The Kaplan guy came in and gave his spiel: the courses are very scripted, they only take the top, your timing has to be spot on. Nothing surprising there if you know anything about how these test prep places work.

Then he asked for a volunteer to go first and everyone froze, so I took a deep breath and went for it. I paced myself well although I may have been a little rushed, and my handwriting on the board was lousy -- I am out of practice and the board was higher than the ones I am used to, she said, making a couple of lame excuses. I finished within my five minutes, but I failed to include any interaction with the "class," which may be why they rejected me. Five minutes is a short time, and given my topic, I had a complete failure of imagination on how to integrate feedback and still include everything I wanted to say. Clearly I should have cut some material to give myself time for interaction, but as I said -- failure of imagination.

The guys did their presentations, at least one of them didn't finish in time. Here are their audition topics:

- How to do the Time Warp from Rocky Horror

- How to Clean Your Pool - now I know that you have to plug, vacuum, and then backwash for best results

- How to Survive a Zombie Attack

- How to Pick a Lock (we voted for that over "How to Build a Nuclear Bomb")

- How to Calculate the Odds of Winning Powerball

I won't comment on their auditions except to say that I liked the Powerball one the best.

I will say that from the moment that the Kaplan rep walked into the room I got the impression that he thought none of us were good enough. There was a definite "we are the best and you should be grateful we're giving you this chance to even be considered" vibe there -- it reminded me a lot of how some people were about MIT. There were many, many nice people at MIT when I was there, but there were also some arrogant idiots, and this guy had that demeanor. There's a way to talk about a position that requires very specific qualifications without implying that if you don't have those qualifications you're somehow a lesser individual, and this guy did not practice it.

I think it would have been great to get some class time with high school kids, and the money is not bad considering everything else out there (which is not much, at this point.) However, the hours would be all weekends and evenings, and frankly I would much prefer to spend those particular hours with my family. Maybe my ambivalence manifested as insufficient enthusiasm; even as I was driving to Tempe I was thinking, "Why am I even bothering with this?"

Even so, it's never fun getting rejected. My ego is slightly bruised, but I'll get over it.

Tuesday, September 01, 2009

a minor obsession

I'm spending far more time looking for a job than I am doing anything else, including all the stuff around the house that needs doing. I think I need to get a job simply to get myself off this hamster wheel.

On that positive note, I've decided what to do for my "how to" presentation: how to look for a job online!

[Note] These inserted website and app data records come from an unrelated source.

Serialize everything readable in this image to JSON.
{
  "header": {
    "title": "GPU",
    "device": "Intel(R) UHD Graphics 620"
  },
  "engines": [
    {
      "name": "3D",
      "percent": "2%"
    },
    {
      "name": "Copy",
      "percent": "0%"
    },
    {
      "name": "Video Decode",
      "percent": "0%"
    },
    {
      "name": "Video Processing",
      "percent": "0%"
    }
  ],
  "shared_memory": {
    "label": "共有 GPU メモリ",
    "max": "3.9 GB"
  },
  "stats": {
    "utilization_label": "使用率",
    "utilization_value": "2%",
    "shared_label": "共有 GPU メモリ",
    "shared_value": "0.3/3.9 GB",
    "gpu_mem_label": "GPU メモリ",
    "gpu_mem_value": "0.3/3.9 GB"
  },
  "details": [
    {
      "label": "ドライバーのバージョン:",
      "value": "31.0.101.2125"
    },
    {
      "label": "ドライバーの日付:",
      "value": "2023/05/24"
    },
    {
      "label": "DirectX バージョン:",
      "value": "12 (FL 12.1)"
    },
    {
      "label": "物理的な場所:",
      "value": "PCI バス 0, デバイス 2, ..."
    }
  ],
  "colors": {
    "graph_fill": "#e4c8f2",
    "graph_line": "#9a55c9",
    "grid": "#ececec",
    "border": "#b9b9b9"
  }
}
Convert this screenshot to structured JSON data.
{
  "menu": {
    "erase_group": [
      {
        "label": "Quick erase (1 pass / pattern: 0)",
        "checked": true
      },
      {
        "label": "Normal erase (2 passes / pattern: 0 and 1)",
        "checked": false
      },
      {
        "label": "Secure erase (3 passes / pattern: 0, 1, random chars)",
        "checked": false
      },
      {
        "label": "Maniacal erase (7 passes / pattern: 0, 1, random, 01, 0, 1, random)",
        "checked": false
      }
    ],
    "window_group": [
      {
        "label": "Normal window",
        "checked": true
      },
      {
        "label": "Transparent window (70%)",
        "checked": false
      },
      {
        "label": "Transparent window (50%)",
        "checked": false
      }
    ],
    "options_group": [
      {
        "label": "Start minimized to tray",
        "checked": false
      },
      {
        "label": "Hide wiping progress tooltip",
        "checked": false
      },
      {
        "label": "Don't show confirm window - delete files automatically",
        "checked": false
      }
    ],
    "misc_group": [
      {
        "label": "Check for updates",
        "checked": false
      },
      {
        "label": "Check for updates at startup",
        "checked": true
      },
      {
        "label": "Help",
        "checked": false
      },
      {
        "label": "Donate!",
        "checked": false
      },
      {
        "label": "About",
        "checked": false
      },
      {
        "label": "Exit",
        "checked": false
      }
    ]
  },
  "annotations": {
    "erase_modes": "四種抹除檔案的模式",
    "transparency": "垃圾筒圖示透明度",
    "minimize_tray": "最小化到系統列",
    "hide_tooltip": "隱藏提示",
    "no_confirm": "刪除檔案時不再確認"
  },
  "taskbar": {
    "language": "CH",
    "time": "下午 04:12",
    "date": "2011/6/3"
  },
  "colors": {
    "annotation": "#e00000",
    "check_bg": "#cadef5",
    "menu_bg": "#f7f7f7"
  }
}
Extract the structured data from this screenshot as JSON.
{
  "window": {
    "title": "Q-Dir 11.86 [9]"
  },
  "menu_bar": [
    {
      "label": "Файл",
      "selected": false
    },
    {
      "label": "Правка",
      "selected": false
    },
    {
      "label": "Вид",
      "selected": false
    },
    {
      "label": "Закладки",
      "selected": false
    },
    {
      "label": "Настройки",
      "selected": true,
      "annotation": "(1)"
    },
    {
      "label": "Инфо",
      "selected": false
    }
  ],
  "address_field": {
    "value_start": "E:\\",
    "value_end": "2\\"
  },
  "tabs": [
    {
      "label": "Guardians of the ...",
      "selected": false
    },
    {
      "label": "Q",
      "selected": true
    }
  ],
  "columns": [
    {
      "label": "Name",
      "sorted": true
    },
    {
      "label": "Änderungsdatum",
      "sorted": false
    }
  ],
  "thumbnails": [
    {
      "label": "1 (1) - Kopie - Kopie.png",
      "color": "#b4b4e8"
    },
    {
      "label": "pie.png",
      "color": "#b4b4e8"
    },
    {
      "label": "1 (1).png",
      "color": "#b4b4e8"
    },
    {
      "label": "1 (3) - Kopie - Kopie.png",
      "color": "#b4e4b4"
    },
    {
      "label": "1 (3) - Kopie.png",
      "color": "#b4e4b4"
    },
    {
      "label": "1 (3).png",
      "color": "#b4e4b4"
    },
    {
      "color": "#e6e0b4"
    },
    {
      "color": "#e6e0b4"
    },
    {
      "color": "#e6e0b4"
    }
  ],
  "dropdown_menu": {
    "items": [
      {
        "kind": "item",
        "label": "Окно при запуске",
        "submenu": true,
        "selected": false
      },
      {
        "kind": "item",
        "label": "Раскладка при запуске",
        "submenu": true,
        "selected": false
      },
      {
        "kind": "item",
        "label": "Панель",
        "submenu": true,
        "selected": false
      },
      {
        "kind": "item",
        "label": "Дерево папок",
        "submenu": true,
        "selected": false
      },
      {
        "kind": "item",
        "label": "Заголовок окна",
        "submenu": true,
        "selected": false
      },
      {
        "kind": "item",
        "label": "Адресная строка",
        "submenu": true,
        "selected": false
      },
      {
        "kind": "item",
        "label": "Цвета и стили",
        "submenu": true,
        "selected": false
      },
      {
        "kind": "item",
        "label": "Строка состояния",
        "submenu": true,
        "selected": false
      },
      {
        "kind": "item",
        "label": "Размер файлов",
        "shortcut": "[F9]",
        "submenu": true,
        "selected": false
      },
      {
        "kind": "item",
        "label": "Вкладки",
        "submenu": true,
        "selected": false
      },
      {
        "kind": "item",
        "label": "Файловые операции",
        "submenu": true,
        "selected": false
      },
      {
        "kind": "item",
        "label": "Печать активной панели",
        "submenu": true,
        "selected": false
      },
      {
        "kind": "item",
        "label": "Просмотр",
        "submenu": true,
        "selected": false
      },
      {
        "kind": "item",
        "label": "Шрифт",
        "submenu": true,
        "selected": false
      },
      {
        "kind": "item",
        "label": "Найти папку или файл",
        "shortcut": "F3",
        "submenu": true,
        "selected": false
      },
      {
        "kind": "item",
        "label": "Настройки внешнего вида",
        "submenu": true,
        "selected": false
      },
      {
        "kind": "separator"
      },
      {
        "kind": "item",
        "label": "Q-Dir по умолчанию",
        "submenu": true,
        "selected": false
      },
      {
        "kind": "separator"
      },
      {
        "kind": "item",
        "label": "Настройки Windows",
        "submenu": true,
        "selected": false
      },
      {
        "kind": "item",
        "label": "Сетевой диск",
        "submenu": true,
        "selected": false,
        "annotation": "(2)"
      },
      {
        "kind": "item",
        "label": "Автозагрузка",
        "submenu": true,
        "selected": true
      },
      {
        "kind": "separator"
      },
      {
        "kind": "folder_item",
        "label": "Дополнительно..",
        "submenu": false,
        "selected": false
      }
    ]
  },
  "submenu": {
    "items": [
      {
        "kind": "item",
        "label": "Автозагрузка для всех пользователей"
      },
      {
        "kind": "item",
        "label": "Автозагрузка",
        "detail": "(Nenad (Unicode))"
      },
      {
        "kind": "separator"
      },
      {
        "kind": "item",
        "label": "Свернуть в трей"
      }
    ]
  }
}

Hey, I can boil it down to 5 minutes and just hit the high points.

We appear to have stopped hemorrhaging money, so that's good, but we don't have a handle on what our new baseline monthly expenses are, either. DH is not in the least bit concerned (at least he does not appear to be) and so I suppose I should not be, either.

Tomorrow: my own school work first, then putting together and practicing my Kaplan audition for delivery in the evening. Should be fun, although the idea of taking an SAT-like qualifying test does not fill me with joy. We'll see how it goes.